With all the press about a slowing real estate market, you might think the average consumer would stop spending so much.
You’d think wrong.
Apparently, the average US consumer thinks things are going pretty well, thank you very much.
This year, despite what appears to be the most significant housing-market slump in more than a decade, the nation’s consumers have increased their purchases of goods and services at an inflation-adjusted annual rate of more than 3% — just as they have for the past two years. “They’re not backing off,” says Janet Hoffman, managing partner of consulting firm Accenture Ltd.’s North American retail practice.
Why would consumers want to keep spending, even as they see their “net worth” drop?
There are several possible explanations. First, while housing is slumping — the median sales price of an existing home is down 1.7% from a year ago, according to the National Association of Realtors — other parts of the economy aren’t. Unemployment remains low at 4.7%, employers are adding workers and incomes are rising. Corporate profits are up, businesses are increasing their capital spending, and exports have picked up this year.

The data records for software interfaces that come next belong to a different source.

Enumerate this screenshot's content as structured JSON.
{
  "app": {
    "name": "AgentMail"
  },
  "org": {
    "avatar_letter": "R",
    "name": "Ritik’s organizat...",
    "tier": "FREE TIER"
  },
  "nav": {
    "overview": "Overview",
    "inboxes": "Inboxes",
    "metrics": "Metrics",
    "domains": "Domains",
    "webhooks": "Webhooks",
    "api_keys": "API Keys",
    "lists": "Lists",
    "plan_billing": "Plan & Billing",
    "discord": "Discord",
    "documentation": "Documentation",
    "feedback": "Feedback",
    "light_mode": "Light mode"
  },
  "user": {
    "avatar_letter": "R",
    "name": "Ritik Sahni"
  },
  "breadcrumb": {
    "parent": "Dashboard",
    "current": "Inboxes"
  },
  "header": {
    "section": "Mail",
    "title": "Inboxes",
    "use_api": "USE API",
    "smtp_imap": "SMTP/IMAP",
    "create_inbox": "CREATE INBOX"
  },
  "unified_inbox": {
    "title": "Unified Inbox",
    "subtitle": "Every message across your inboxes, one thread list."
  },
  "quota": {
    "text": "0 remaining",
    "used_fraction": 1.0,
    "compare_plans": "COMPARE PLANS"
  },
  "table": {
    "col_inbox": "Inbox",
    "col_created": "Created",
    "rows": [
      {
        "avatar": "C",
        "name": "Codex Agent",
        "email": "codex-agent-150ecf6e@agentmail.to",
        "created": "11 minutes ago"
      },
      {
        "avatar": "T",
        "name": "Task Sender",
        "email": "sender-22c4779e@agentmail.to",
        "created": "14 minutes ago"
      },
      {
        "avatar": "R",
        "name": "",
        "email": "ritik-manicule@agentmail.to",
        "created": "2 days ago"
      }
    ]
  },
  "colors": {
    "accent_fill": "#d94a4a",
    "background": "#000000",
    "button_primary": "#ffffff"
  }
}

Moreover, the sharp drop in gasoline prices that began in August has given consumers a quick boost in purchasing power.
It remains to be seen whether consumer spending will stay up, if housing prices start falling.
Source: As Housing Prices Cool, Americans Keep Spending – By Christopher Conkey, The Wall Street Journal Online